Pikes Peak is a bi-polar mountain. One side is kind, sweet, memorable, and calm. The other is brutal, cold, strenuous, and unforgiving. I realize that I walked up one side and down the other which could taint my opinion of each. However, the Crags side is for the more advanced hiker, and the Barr side is for those that want to do a 14er for the first time. In my personal opinion, I love both. The Crags pushes you to a limit, makes you use a higher level of hiking skill, and has mountain vistas that stretch beyond the imagination. The Barr Trail is an endurance challenge, yet through a gradual process. It takes strength and determination to complete, but you are always encouraged by others that frequent the trail to push on. The vistas of the city, and the eastern plains take your breath away. Altogether this is a great hike, challenging and rewarding. Approximately 20 miles over America’s mountain provides perspective of the importance of this mountain in the context of American history, but also provides a sense of inner peace as the words of the legendary song America beckons (written on top of Pikes Peak), “O beautiful for spacious skies, For amber waves of grain, For purple mountain majesty, above the fruited plain!”
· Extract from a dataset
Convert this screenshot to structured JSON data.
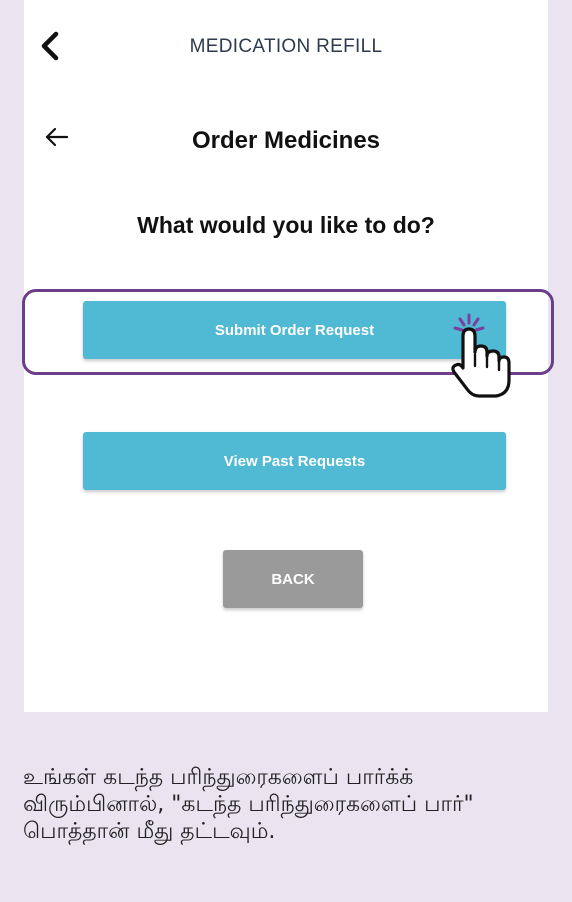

Video Footage of the Hike
For complete hike details please visit the NAEE link: